Transfer Pricing Law Review Sought

Transfer Pricing Law Review Sought
June 20, 2012, 3:39pm

MANILA, Philippines --- The country is being robbed of its resources. This is how Atty. Benedicta “Dick” Du-Baladad of BDB Law described the possible effect of having no implemented transfer pricing law in the country. “We are missing out on potential income that is due us,” she said.

Atty. Baladad is referring to revenues that can be generated from foreign subsidiaries operating in the country through tariffs, charges and corporate income taxes.

But without appropriate taxation policies in place, the country may be missing out on unrealized yield from international trade. The Philippines, for one, has no standard rules on transfer pricing.

“The problem with the absence of transfer pricing rules is both taxpayers and BIR examiners are at a quandary as to how the right transfer price is to be determined,” explained Atty. Baladad.

Transfer pricing refers to prices of goods or services charged by individual entities of a conglomerate or controlling interest to one another. It could occur between or among domestic enterprises belonging to a conglomerate or it may involve a Philippine entity member of a multinational enterprise and a related party outside the country.

Atty. Baladad added that because the consolidated income of the conglomerate or group is the utmost priority, prices are managed in a way that the profit of the multinational enterprise is maximized.

“Most multinational enterprises operating in multiple territories employ a complex web of transaction route to take advantage of the differences in tax rates, tax systems, incentive schemes and duties in the countries in which they operate,” she said.

Revenue loss is not as apparent with transactions among domestic entities as compared with transactions between a Philippine subsidiary and its Mother Company or counterpart abroad.

She advised the government to consider this matter as one of the primary issues in its fiscal agenda.

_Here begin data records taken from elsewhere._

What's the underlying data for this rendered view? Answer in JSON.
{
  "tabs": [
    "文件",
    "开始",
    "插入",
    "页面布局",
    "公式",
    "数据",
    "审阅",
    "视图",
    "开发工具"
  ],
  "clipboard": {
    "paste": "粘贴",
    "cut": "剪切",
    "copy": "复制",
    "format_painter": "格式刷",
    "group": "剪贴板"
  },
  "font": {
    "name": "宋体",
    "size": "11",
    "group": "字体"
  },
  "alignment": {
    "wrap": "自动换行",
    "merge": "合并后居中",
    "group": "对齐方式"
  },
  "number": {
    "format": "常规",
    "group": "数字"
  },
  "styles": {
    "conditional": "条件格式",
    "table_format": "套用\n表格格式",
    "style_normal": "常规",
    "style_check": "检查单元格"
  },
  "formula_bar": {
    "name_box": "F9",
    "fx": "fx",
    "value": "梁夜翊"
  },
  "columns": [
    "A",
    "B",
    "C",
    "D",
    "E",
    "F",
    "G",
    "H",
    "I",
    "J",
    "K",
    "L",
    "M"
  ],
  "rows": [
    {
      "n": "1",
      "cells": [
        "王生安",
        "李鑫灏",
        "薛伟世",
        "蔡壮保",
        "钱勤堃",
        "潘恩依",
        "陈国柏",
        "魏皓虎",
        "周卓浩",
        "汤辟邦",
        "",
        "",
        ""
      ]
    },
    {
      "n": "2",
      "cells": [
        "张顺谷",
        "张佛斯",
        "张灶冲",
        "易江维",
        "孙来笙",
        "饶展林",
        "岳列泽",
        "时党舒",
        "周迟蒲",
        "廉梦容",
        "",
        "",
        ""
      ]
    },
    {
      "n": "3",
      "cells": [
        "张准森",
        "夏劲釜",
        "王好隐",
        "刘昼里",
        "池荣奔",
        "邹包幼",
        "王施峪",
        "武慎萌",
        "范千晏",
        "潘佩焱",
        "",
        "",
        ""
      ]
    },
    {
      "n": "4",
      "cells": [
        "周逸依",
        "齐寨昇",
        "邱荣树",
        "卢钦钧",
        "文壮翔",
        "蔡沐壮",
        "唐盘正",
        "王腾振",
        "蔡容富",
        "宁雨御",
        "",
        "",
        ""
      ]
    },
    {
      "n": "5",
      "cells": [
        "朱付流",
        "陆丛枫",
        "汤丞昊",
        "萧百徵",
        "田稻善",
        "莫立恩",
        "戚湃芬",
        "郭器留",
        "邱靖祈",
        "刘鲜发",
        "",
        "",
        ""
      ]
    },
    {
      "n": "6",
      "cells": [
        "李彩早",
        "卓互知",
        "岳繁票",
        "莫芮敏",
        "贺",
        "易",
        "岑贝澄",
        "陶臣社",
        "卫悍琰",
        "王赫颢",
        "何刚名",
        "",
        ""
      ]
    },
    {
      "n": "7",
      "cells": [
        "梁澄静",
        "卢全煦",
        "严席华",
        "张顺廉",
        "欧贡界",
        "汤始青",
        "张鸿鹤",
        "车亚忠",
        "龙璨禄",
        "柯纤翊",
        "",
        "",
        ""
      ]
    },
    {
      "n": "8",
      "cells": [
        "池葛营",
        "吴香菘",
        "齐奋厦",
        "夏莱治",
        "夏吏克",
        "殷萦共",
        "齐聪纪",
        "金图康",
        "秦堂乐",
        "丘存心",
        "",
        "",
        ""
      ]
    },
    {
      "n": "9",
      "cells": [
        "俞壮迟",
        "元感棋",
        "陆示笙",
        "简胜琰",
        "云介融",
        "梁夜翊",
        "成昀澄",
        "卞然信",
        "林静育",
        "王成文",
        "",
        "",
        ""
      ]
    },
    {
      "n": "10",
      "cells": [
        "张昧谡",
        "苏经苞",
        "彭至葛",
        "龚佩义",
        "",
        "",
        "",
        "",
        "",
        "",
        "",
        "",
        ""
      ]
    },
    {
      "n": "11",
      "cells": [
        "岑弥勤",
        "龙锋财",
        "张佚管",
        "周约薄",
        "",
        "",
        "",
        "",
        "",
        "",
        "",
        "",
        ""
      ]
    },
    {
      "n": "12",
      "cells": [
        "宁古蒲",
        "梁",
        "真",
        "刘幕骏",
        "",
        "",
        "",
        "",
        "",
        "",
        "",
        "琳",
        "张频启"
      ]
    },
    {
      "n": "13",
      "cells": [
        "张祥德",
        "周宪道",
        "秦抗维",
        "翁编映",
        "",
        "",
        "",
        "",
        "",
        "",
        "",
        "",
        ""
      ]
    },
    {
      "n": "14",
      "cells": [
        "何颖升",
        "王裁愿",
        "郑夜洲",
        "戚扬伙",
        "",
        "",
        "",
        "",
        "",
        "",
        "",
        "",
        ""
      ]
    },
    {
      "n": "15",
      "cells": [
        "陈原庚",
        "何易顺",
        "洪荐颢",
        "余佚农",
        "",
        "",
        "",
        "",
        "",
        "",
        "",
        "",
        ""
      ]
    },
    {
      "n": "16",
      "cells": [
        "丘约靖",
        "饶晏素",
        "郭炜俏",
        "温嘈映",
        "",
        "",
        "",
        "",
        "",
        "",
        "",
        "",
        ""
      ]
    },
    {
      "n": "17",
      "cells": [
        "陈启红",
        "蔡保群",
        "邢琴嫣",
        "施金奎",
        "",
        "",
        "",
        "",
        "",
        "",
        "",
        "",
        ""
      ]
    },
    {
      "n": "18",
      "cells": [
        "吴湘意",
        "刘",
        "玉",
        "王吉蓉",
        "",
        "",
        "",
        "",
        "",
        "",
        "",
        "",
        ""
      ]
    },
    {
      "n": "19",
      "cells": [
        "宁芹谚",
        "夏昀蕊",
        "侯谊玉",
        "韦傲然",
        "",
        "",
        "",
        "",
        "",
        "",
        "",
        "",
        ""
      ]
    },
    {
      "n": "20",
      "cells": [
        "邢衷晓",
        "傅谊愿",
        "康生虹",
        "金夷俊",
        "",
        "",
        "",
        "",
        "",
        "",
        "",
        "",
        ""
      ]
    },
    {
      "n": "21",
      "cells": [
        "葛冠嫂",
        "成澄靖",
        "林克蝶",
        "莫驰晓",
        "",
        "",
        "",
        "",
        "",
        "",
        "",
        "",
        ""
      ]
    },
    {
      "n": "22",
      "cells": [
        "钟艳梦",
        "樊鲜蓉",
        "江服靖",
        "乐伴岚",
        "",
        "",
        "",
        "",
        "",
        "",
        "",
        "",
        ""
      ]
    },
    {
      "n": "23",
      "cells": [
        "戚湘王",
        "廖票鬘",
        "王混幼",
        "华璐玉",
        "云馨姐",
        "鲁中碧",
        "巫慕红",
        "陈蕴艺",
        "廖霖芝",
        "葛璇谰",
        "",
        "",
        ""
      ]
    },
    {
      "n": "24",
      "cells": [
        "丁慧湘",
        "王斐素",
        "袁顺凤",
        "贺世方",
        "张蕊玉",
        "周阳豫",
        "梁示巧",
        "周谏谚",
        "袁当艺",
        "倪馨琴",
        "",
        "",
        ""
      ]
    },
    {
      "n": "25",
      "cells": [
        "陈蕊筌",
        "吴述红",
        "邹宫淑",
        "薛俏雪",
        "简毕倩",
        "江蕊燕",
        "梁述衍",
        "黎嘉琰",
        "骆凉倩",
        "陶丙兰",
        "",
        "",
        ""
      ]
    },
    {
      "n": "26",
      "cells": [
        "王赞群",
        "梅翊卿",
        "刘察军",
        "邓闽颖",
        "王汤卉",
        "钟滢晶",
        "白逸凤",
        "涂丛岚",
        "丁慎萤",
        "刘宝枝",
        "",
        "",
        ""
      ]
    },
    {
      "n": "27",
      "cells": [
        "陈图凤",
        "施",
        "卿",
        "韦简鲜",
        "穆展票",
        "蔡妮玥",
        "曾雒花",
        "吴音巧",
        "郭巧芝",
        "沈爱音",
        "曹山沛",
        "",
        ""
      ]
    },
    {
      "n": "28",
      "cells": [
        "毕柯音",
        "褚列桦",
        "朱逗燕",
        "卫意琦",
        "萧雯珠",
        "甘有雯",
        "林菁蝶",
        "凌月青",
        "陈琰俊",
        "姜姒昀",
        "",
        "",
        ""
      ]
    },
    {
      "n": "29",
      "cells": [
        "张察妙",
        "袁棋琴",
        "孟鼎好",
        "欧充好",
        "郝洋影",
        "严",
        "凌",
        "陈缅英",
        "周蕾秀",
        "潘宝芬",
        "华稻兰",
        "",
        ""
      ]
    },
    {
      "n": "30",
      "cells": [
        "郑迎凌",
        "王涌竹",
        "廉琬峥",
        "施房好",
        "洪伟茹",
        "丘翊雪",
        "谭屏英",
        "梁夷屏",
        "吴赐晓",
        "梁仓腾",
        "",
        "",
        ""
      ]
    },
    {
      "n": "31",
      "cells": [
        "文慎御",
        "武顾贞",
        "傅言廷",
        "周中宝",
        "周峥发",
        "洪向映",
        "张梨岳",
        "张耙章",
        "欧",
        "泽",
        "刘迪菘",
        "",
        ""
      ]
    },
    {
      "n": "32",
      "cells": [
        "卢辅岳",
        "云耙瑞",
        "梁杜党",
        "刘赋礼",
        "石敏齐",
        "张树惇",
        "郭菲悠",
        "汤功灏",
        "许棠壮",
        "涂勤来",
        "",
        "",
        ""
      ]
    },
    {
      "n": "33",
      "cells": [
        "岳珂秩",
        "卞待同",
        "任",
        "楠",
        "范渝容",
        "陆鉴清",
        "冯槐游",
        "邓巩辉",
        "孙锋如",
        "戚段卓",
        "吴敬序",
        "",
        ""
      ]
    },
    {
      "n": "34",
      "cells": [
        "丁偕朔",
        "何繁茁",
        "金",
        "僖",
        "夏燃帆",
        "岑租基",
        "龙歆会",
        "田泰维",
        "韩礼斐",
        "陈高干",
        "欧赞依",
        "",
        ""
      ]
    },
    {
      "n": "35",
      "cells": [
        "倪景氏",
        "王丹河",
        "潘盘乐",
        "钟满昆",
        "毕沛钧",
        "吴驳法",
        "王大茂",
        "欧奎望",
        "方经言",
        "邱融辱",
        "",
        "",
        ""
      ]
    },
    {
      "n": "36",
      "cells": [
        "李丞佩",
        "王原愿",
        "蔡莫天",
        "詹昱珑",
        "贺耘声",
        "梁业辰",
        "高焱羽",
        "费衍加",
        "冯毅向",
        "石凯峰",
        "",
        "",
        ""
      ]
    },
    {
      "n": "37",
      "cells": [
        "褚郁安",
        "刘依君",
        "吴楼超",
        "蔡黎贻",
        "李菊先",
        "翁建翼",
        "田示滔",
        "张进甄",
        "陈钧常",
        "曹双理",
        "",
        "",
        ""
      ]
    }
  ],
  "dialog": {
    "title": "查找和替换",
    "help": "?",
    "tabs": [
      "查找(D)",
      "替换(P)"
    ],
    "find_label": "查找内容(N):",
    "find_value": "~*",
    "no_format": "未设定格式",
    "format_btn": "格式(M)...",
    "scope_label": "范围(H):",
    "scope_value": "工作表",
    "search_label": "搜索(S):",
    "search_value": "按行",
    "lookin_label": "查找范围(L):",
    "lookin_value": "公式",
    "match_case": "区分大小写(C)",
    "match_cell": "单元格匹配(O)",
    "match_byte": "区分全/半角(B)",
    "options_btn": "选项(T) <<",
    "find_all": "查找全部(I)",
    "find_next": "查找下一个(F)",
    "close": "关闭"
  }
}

“The government has to address this by coming up with a clear, simple and fair transfer pricing rules and regulations to serve as a guide to all – taxpayers, tax administrators and even the courts,” she added.

In many jurisdictions, aggressive transfer pricing policies have been implemented to effectively regulate transfer pricing and ensure that the transfer pricing scheme being employed will not deprive their government of its merited revenues.

A report done by US based auditing and tax firm KPMG indicated that Asian countries Japan, India and China ranked as the top three countries with the most aggressive tax authorities for transfer pricing in the world, outpacing Western nations like Canada, US, France and Germany.

“Other countries in the region like Malaysia, Thailand, Taiwan, Australia and New Zealand, Korea, among others, have already administered stringent transfer pricing rules in their respective territories. Unfortunately, the Philippines has yet to act on this,” pronounced Atty. Baladad.